More people worldwide do their shopping online than ever before. In the new world of electronic commerce, long-standing axioms of how business works have become radically altered as geographic bounds are made flexible, consumers change their methods of shopping, and marketing deals with the new constraints and freedoms of the web. In this non-experts’ guide to e-commerce, we examine the fast-changing world of electronic business and how it got to where it is today.
The Rise of E-Commerce
The first form of e-commerce that we might recognize as such today was developed by Michael Aldrich in 1979 and 1980. His innovation, the “teleputer,” linked a color television to a microprocessor and a modem, allowing for computer-based communications across telephone lines. Early businesses using teleputers to mediate commerce included travel agencies, auto companies, and credit card companies, mostly in the UK. Due to the prohibitive expense of the teleputer, these early, pre-Internet efforts at e-commerce were business-to-business (B2B) rather than the more familiar business-to-consumer (B2C) e-commerce that would rise to prominence in the ’90s.
Online, B2C shopping came into existence in 1984, when Tesco, the major British supermarket chain, coordinated with the city of Gateshead, England to develop a system for elderly and disabled users to order groceries from home using computers. These were the first people to try online shopping, and the first online shopper was an elderly woman in Gateshead named Jane Snowball.
E-commerce remained a minute but active realm of commerce for the next decade. The arrival of the Internet, and especially. Tim Berners-Lee’s development of the World Wide Web in 1990, made e-commerce increasingly feasible. At this stage, the Internet was still mostly used by hobbyists and technology professionals. Remained unused by the vast majority of the public. It wasn’t until 1994 that Mosaic, the world’s first popular web browser was released. This was the year e-commerce truly took off.
Online banking made its debut, and Pizza Hut set up a page for customers to order food online. 1995 saw the arrival of two businesses that would come to define the world of e-commerce: Amazon and eBay. Amazon pioneered the model of the Internet start-up: a company that provides a specific. Internet-based service or solution initially funded by the venture. Capital and not expecting to post a profit for an extended period. eBay took the Internet commerce model a step further. Rather than linking simply linking consumers to goods, it linked consumers to individual sellers.
For the next five years, the NASDAQ composite, the key indicator of the Internet sector. Spiraled upward, more than quintupling between 1995 and 2000. This ended with the sudden burst of the dot-com bubble.

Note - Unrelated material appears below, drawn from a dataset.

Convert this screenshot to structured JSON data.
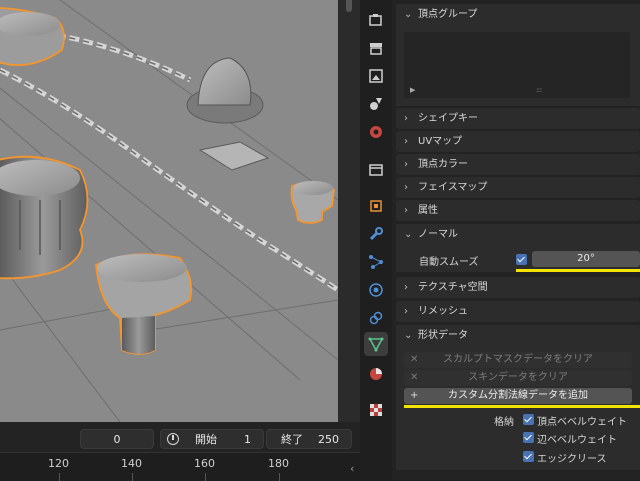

By 2003, the NASDAQ composite was down to 1996 levels. Economists and pundits blamed the collapse of the dot-com economy on the ’90s start-up mentality. In which investors favored big ideas over concrete gains, marketing overproduction, and exuberance over fiscal responsibility. Amazon would famously whether the bubble and in 2003, post a profit for the first time in its eight-year history.
Many ’90s dot-com start-ups emphasized the “dot com” in their name to bolster their image as savvy, Internet-focused companies; the post-bubble era saw Amazon.com becoming Amazon, Expedia.com becoming Expedia, and so forth. Many of the companies that have made waves in e-commerce in recent years have specifically focused on a “bricks and clicks” approach that integrates the techniques of electronic and traditional commerce. For example, Groupon, one of the major start-ups rising to prominence in the late ’00s. Successfully integrated the advantages of Internet-based commerce with real-world business.
We’ve linked to a wide range of sources, ranging from business sites. To academic sites to articles covering the world of e-commerce.